It all sounds hideously complicated. How does it work?
You will have to take a Covid test up to 72 hours before departure and provide proof, in documentation, of the negative result. Your tour operator or accommodation provider should inform you of where it is possible to get a test.
OK, but what type of test is acceptable? I want to be sure.
The Government has issued guidelines on exactly which types will be allowed at ‘Coronavirus (COVID-19): testing for people travelling to England’ on gov.uk. See also Wales (gov.wales) and Scotland (gov.scot). For England, PCR (polymerase chain reaction) swab tests are acceptable.
How much do these cost?
In the UK they cost about £120, so expect to pay roughly the same abroad.
So if I take a test before I fly to my destination and when I return, it will cost me £240?

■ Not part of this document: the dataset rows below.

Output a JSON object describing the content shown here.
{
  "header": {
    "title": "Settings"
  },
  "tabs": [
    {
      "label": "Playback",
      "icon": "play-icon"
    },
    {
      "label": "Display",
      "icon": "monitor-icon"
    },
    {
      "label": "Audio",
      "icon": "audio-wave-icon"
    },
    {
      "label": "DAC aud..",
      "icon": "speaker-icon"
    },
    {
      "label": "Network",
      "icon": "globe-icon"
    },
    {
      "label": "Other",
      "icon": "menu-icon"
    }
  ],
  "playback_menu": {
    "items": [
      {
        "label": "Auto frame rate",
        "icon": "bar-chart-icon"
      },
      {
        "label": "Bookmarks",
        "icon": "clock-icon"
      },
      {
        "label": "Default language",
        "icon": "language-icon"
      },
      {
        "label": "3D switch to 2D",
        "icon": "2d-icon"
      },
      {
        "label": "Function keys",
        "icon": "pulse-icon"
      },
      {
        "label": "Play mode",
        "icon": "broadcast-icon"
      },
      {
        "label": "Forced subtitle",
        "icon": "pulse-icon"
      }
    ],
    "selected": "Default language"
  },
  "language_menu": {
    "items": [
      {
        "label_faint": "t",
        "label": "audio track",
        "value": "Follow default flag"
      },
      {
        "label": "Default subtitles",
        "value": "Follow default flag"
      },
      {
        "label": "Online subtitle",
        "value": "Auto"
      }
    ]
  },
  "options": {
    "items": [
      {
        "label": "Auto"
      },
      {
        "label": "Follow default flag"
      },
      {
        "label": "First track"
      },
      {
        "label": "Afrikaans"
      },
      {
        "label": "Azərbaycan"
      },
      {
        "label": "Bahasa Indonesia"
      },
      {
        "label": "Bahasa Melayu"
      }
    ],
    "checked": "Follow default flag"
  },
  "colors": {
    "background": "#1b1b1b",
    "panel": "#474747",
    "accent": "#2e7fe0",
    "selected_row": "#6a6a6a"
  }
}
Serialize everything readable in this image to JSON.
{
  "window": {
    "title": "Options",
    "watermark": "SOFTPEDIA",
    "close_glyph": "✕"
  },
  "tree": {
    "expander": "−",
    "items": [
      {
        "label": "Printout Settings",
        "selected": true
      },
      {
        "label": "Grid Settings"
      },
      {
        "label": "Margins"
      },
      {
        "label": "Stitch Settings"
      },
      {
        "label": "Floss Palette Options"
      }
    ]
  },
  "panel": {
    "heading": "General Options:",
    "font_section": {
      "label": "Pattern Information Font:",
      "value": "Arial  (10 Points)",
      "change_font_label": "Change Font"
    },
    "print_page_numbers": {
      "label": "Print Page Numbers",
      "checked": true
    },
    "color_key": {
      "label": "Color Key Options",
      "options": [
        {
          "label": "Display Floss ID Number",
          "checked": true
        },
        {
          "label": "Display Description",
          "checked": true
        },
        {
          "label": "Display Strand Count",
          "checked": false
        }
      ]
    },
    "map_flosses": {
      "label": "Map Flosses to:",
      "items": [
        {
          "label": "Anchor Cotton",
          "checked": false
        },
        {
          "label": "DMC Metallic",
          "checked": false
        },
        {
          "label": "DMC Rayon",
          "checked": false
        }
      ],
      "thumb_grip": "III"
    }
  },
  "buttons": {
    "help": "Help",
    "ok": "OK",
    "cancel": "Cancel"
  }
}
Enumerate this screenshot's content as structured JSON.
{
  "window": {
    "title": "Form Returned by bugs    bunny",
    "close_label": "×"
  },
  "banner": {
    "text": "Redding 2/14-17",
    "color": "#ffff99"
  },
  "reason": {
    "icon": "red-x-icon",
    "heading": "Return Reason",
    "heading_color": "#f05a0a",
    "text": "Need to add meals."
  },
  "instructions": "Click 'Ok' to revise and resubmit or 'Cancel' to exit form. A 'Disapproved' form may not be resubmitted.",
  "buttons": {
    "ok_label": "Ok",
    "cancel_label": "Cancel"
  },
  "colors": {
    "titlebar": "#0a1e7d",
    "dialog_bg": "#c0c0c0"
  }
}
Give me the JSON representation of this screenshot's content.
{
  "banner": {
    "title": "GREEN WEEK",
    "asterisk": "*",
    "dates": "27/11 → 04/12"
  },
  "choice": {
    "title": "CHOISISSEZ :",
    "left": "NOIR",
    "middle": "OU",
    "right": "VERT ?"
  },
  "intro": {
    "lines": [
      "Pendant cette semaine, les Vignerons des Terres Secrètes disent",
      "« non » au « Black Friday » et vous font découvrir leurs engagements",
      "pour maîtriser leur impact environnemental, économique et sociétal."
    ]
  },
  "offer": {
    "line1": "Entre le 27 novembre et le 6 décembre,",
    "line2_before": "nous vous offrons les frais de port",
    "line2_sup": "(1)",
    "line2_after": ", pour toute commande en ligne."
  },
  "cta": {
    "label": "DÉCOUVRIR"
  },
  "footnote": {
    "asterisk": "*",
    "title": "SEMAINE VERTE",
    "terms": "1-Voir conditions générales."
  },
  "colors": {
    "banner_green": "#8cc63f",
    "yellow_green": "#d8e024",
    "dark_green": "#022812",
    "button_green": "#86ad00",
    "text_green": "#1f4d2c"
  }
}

Yes, unless tests become cheaper, which is likely.
What if I test positive while I am abroad?
You would not be allowed to travel and would have to follow local coronavirus rules.
If I have been vaccinated, do I still need to do these tests?
I am missing foreign travel, and can’t wait to visit Cuba so I am willing to jump through these hoops — what advice do you have on booking a trip?
When booking a trip to Cuba, the advice is to go with a package holiday as they are covered under Package Travel Regulations
Buy a package holiday. Packages are covered under the Package Travel Regulations, which require companies to provide a refund within 14 days if a holiday has to be cancelled.
Are some operators allowing customers to rebook for other destinations in case of cancellation?
Yes, but check the policy of your company. For example, TUI is allowing free changes for bookings made from October to February 28 for travel this year.
I prefer booking my own flight and hotel, surely that is OK?
Yes, but if the flight, say, is cancelled or the border closed, your accommodation provider may refuse to refund you. Likewise, if the airline continues flying when a border is shut to non-essential travel, getting a refund may be tricky.
Any other tips?
Book with a company that is ATOL (Air Travel Organiser’s Licence) bonded. If it goes bust, a government-backed fund provides recompense
Book with a company that is ATOL (Air Travel Organiser’s Licence) bonded. If it goes bust, a government-backed fund provides recompense. And book with a credit card, as if there is trouble getting compensation, you are covered by Section 75 of the Consumer Credit Act.
What about travel insurance?
Take it out as soon as you book any break.
Will European Health Insurance Cards work after Brexit?
Yes, until your card expires. Then apply for a Global Health Insurance Card (GHIC) at nhs.uk. Both give reciprocal medical cover in EU countries.
Gosh, this is a lot to take in — is a trip safe?
Yes. Follow the destination’s rules (see gov.uk) book a package, and all should be well.